▶ [What the task asks]
Filter on the word "JSON": copy each matching line from the listing below.

▶ [Material for this task]
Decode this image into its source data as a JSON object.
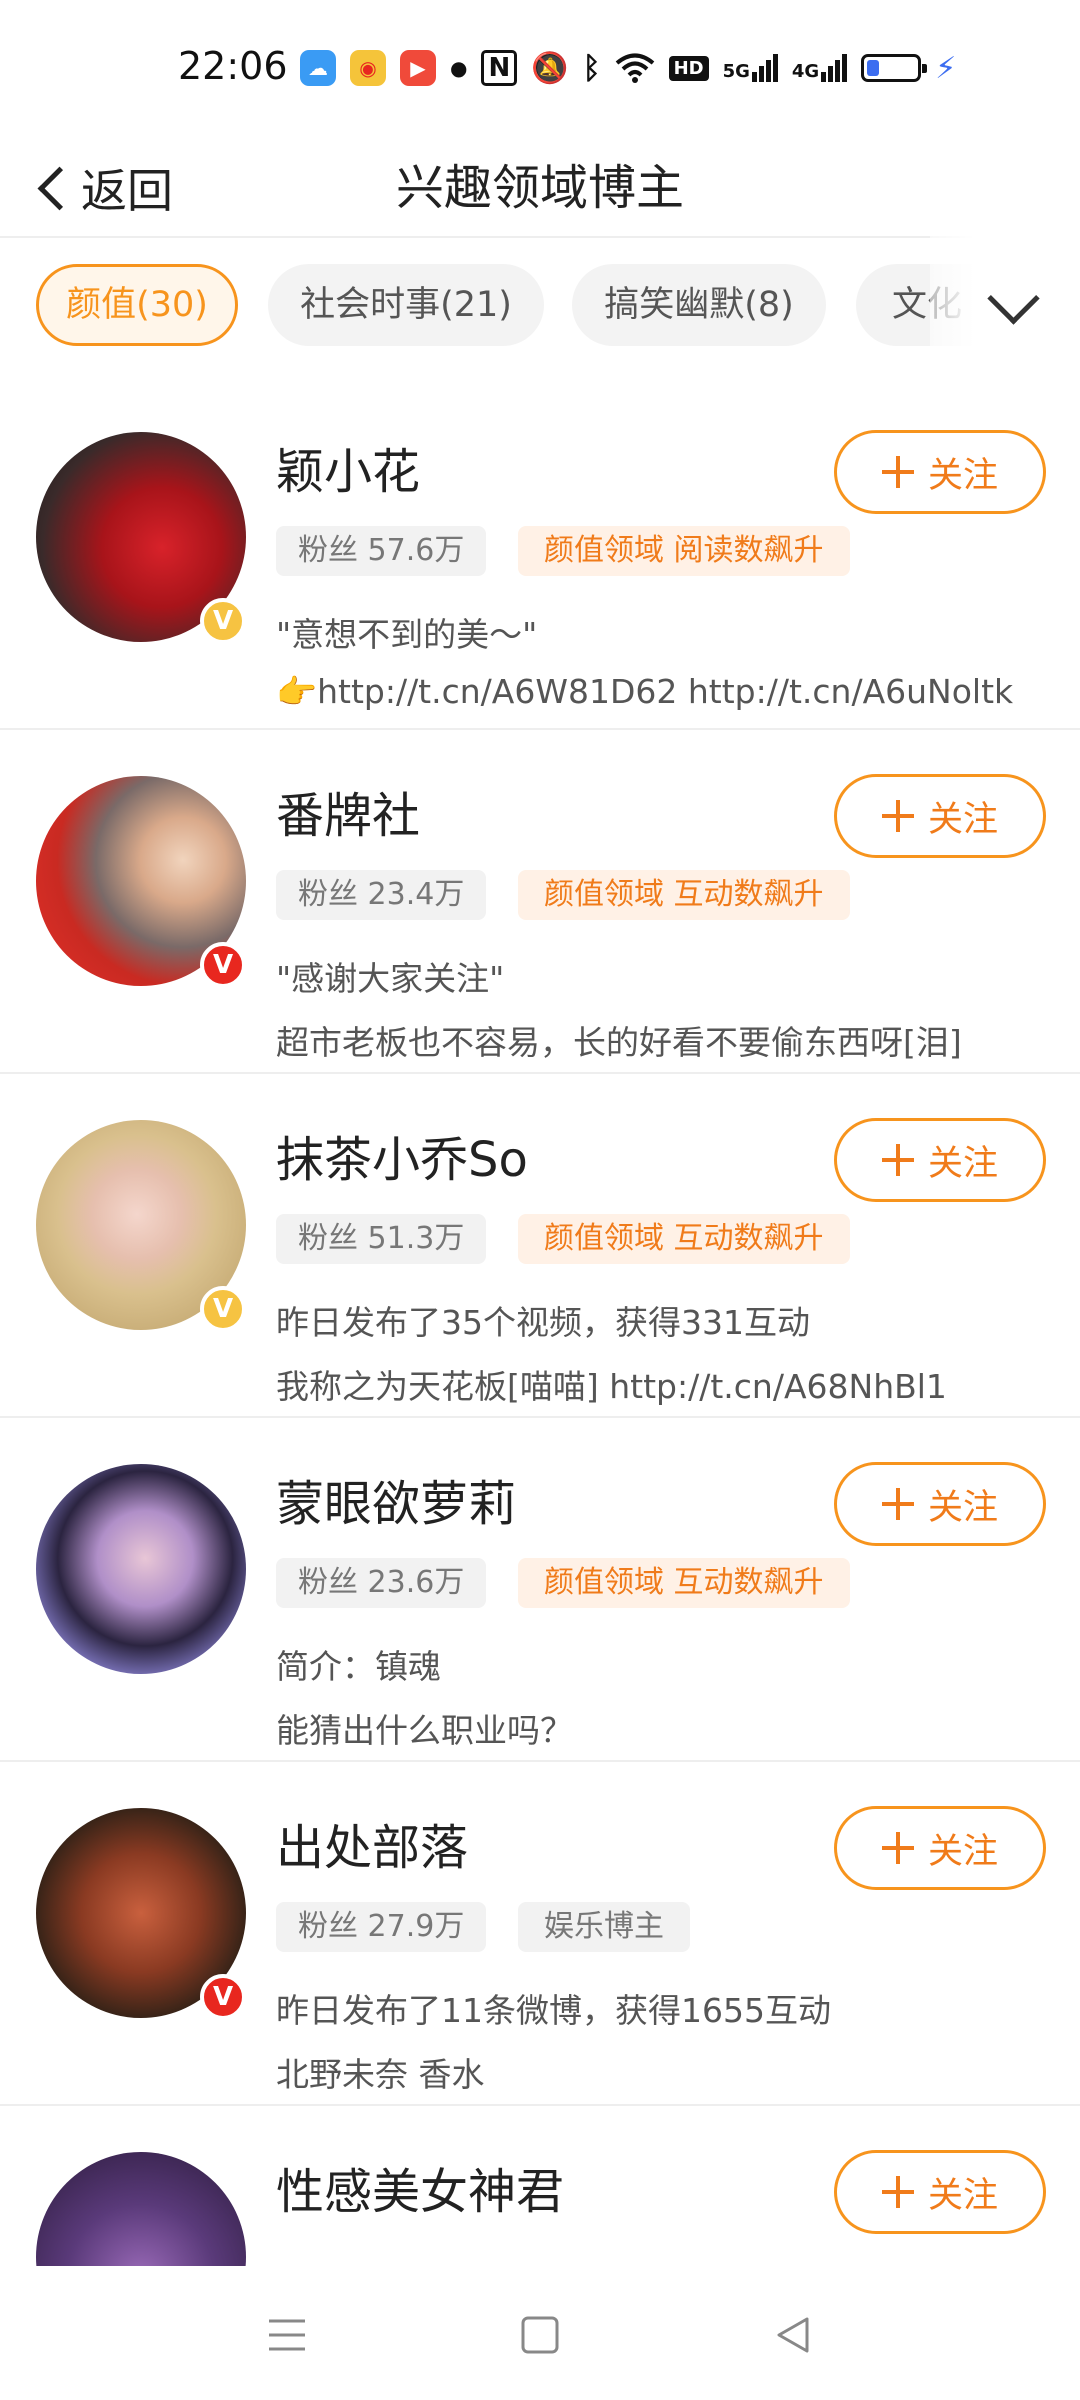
{
  "status_bar": {
    "time": "22:06",
    "network_5g": "5G",
    "network_4g": "4G",
    "hd_label": "HD",
    "battery_level": 0.25,
    "icons": [
      "weather-app-icon",
      "weibo-app-icon",
      "video-app-icon",
      "dot-icon",
      "nfc-icon",
      "mute-icon",
      "bluetooth-icon",
      "wifi-icon",
      "hd-icon",
      "signal-5g-icon",
      "signal-4g-icon",
      "battery-icon",
      "charging-icon"
    ]
  },
  "header": {
    "back_label": "返回",
    "title": "兴趣领域博主"
  },
  "chips": [
    {
      "label": "颜值(30)",
      "active": true
    },
    {
      "label": "社会时事(21)",
      "active": false
    },
    {
      "label": "搞笑幽默(8)",
      "active": false
    },
    {
      "label": "文化",
      "active": false
    }
  ],
  "follow_label": "关注",
  "bloggers": [
    {
      "name": "颖小花",
      "fans": "粉丝 57.6万",
      "tag": "颜值领域 阅读数飙升",
      "tag_style": "orange",
      "line1": "\"意想不到的美～\"",
      "line2": "👉http://t.cn/A6W81D62 http://t.cn/A6uNoltk",
      "verified": "gold"
    },
    {
      "name": "番牌社",
      "fans": "粉丝 23.4万",
      "tag": "颜值领域 互动数飙升",
      "tag_style": "orange",
      "line1": "\"感谢大家关注\"",
      "line2": "超市老板也不容易，长的好看不要偷东西呀[泪]",
      "verified": "red"
    },
    {
      "name": "抹茶小乔So",
      "fans": "粉丝 51.3万",
      "tag": "颜值领域 互动数飙升",
      "tag_style": "orange",
      "line1": "昨日发布了35个视频，获得331互动",
      "line2": "我称之为天花板[喵喵] http://t.cn/A68NhBl1",
      "verified": "gold"
    },
    {
      "name": "蒙眼欲萝莉",
      "fans": "粉丝 23.6万",
      "tag": "颜值领域 互动数飙升",
      "tag_style": "orange",
      "line1": "简介：镇魂",
      "line2": "能猜出什么职业吗？",
      "verified": ""
    },
    {
      "name": "出处部落",
      "fans": "粉丝 27.9万",
      "tag": "娱乐博主",
      "tag_style": "grey",
      "line1": "昨日发布了11条微博，获得1655互动",
      "line2": "北野未奈 香水",
      "verified": "red"
    },
    {
      "name": "性感美女神君",
      "fans": "",
      "tag": "",
      "tag_style": "orange",
      "line1": "",
      "line2": "",
      "verified": ""
    }
  ],
  "colors": {
    "accent": "#f7941d",
    "accent_text": "#f07b1a",
    "tag_orange_bg": "#fff1e6",
    "verified_gold": "#f6c342",
    "verified_red": "#e8271f"
  },
  "nav": [
    "menu-icon",
    "home-square-icon",
    "back-triangle-icon"
  ]
}
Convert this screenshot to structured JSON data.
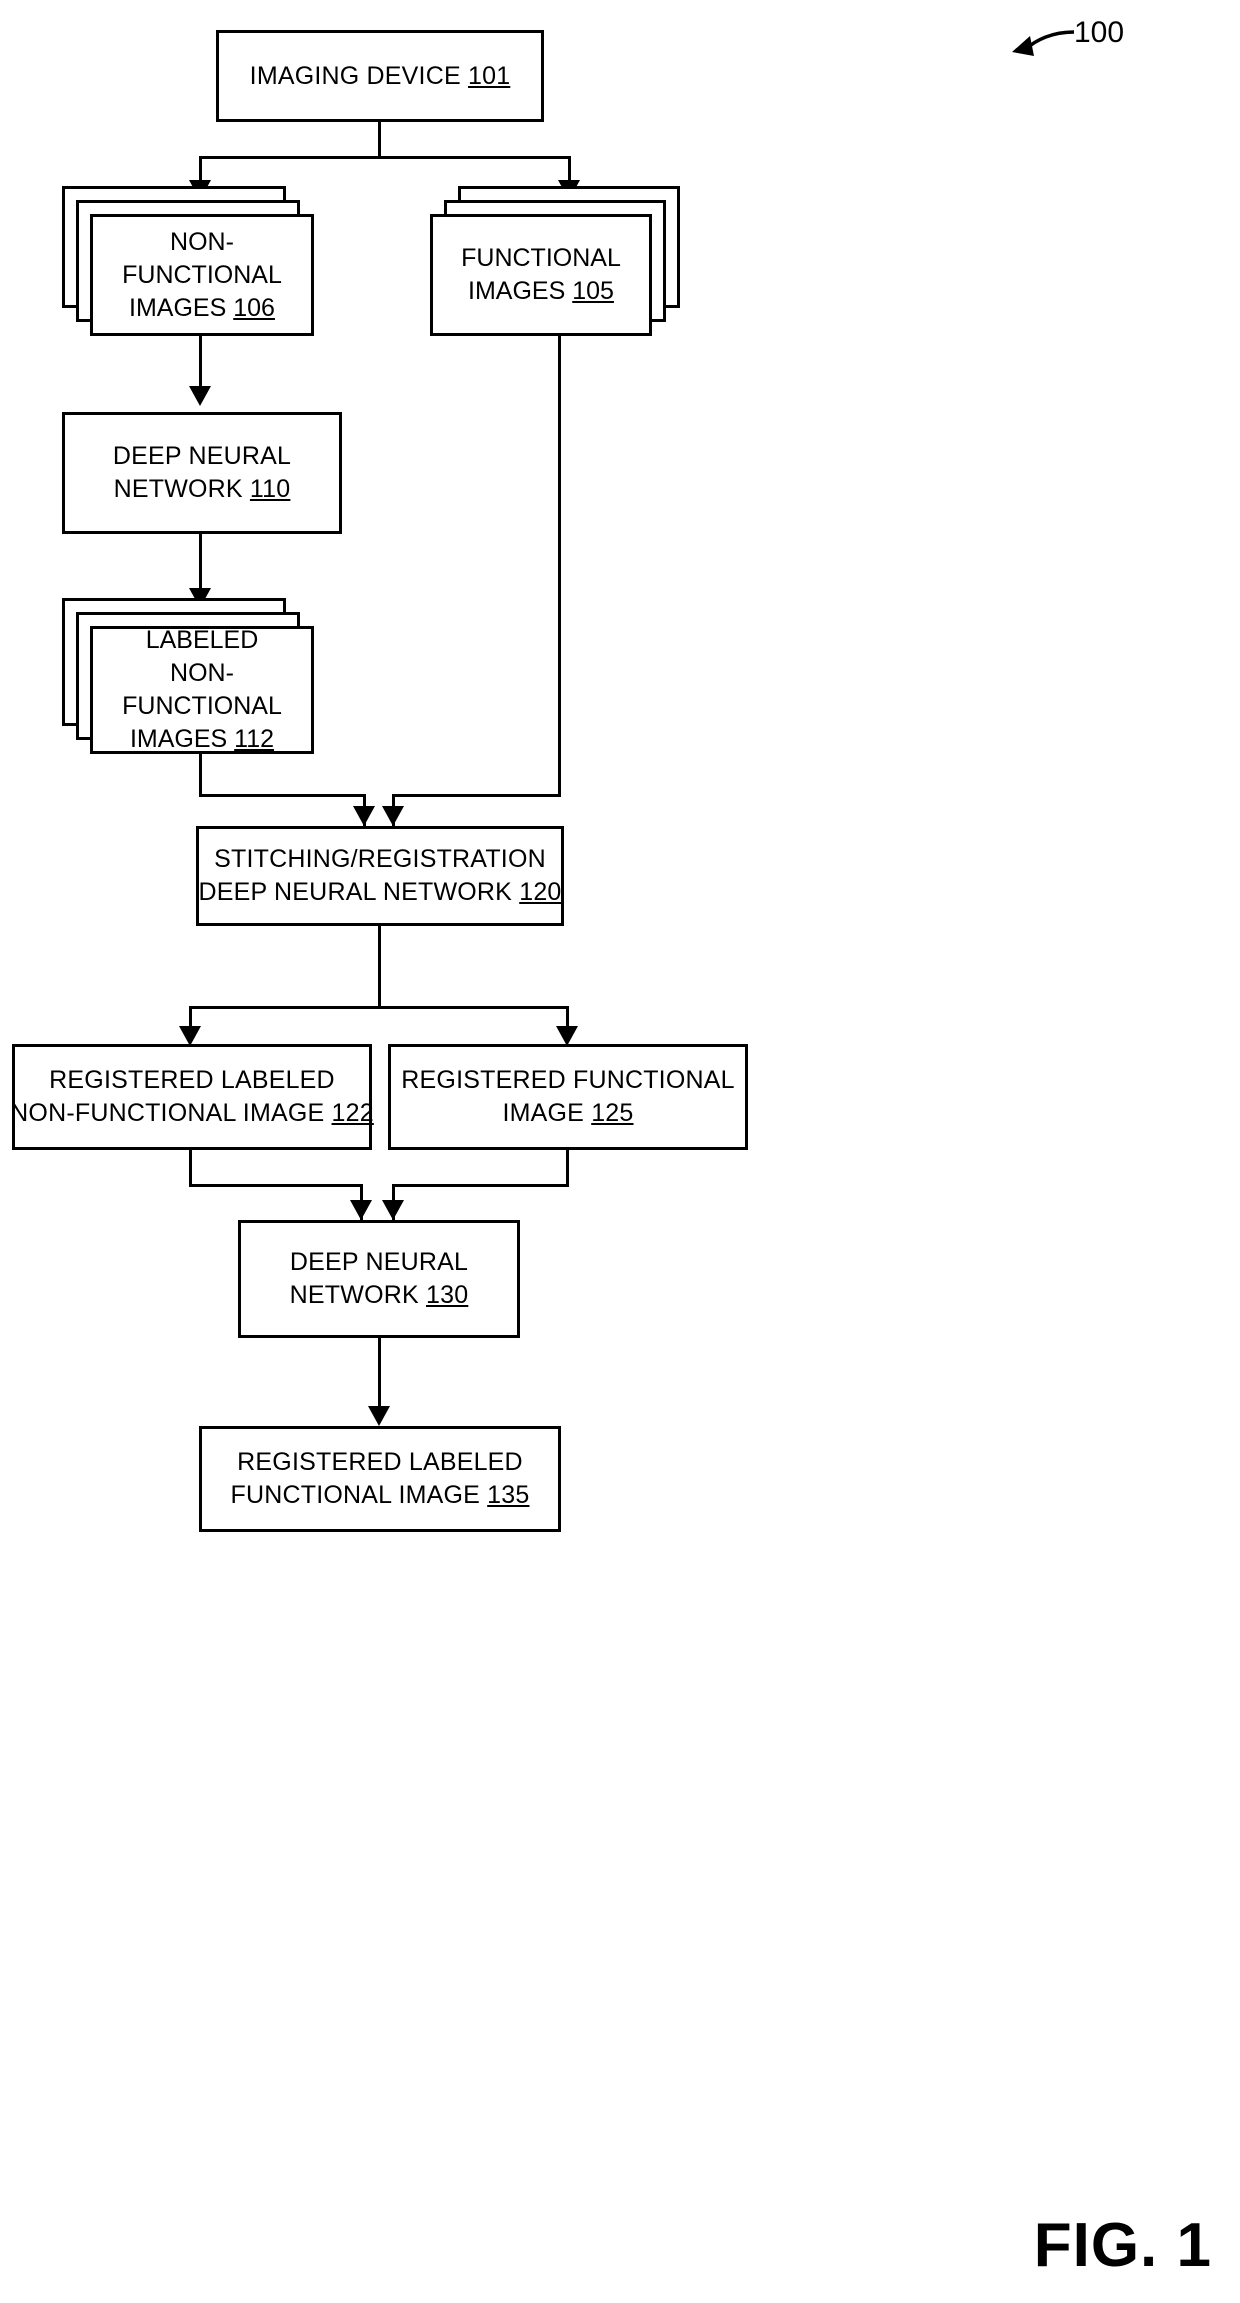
{
  "figure": {
    "label": "FIG. 1",
    "callout_number": "100"
  },
  "nodes": {
    "imaging_device": {
      "line1": "IMAGING DEVICE",
      "ref": "101"
    },
    "non_functional_images": {
      "line1": "NON-FUNCTIONAL",
      "line2": "IMAGES",
      "ref": "106"
    },
    "functional_images": {
      "line1": "FUNCTIONAL",
      "line2": "IMAGES",
      "ref": "105"
    },
    "deep_neural_network_110": {
      "line1": "DEEP NEURAL",
      "line2": "NETWORK",
      "ref": "110"
    },
    "labeled_non_functional_images": {
      "line1": "LABELED",
      "line2": "NON-FUNCTIONAL",
      "line3": "IMAGES",
      "ref": "112"
    },
    "stitching_registration_dnn": {
      "line1": "STITCHING/REGISTRATION",
      "line2": "DEEP NEURAL NETWORK",
      "ref": "120"
    },
    "registered_labeled_non_functional_image": {
      "line1": "REGISTERED LABELED",
      "line2": "NON-FUNCTIONAL IMAGE",
      "ref": "122"
    },
    "registered_functional_image": {
      "line1": "REGISTERED FUNCTIONAL",
      "line2": "IMAGE",
      "ref": "125"
    },
    "deep_neural_network_130": {
      "line1": "DEEP NEURAL",
      "line2": "NETWORK",
      "ref": "130"
    },
    "registered_labeled_functional_image": {
      "line1": "REGISTERED LABELED",
      "line2": "FUNCTIONAL IMAGE",
      "ref": "135"
    }
  },
  "colors": {
    "ink": "#000000",
    "paper": "#ffffff"
  }
}
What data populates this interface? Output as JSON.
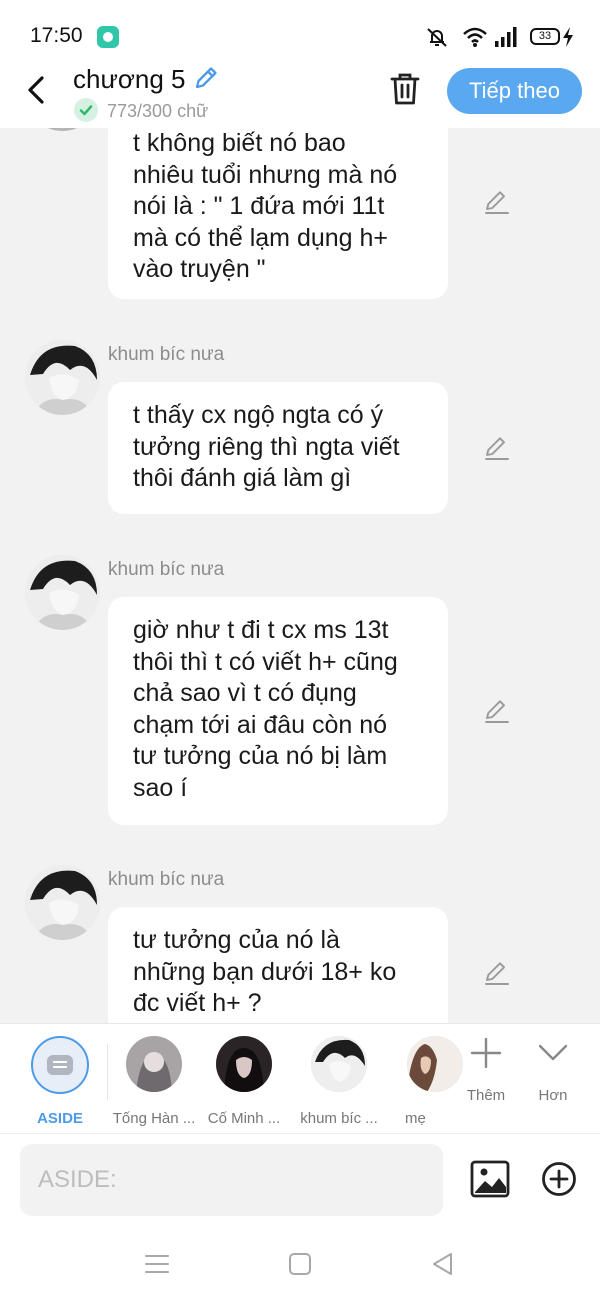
{
  "status_bar": {
    "time": "17:50",
    "battery": "33"
  },
  "header": {
    "title": "chương 5",
    "char_count": "773/300 chữ",
    "next_label": "Tiếp theo"
  },
  "messages": [
    {
      "text": "t không biết nó bao\nnhiêu tuổi nhưng mà nó\nnói là : \" 1 đứa mới 11t\nmà có thể lạm dụng h+\nvào truyện \""
    },
    {
      "sender": "khum bíc nưa",
      "text": "t thấy cx ngộ ngta có ý\ntưởng riêng thì ngta viết\nthôi đánh giá làm gì"
    },
    {
      "sender": "khum bíc nưa",
      "text": "giờ như t đi t cx ms 13t\nthôi thì t có viết h+ cũng\nchả sao vì t có đụng\nchạm tới ai đâu còn nó\ntư tưởng của nó bị làm\nsao í"
    },
    {
      "sender": "khum bíc nưa",
      "text": "tư tưởng của nó là\nnhững bạn dưới 18+ ko\nđc viết h+ ?"
    }
  ],
  "characters": {
    "aside_label": "ASIDE",
    "items": [
      {
        "name": "Tống Hàn ..."
      },
      {
        "name": "Cố Minh ..."
      },
      {
        "name": "khum bíc ..."
      },
      {
        "name": "mẹ"
      }
    ],
    "more_label": "Thêm",
    "expand_label": "Hơn"
  },
  "input": {
    "placeholder": "ASIDE:"
  },
  "colors": {
    "accent": "#5aa9f0",
    "aside_blue": "#4c9ae8",
    "background": "#f2f2f2"
  },
  "icons": [
    "back-arrow-icon",
    "pencil-icon",
    "check-icon",
    "trash-icon",
    "edit-icon",
    "plus-icon",
    "chevron-down-icon",
    "image-icon",
    "add-circle-icon",
    "menu-icon",
    "home-square-icon",
    "back-triangle-icon"
  ]
}
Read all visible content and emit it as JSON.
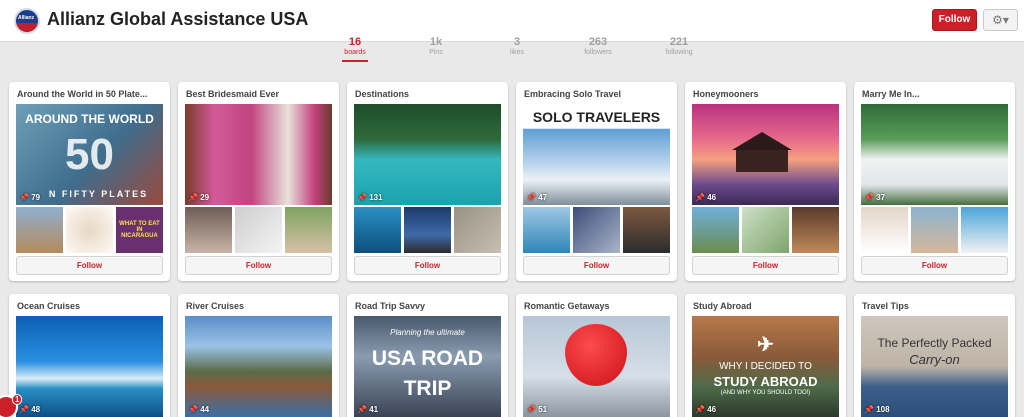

▶ [Response area]
Decode this image into its source data as a JSON object.
Convert this screenshot to structured JSON data.
What data populates this interface? Output as JSON.
Read all visible content and emit it as JSON.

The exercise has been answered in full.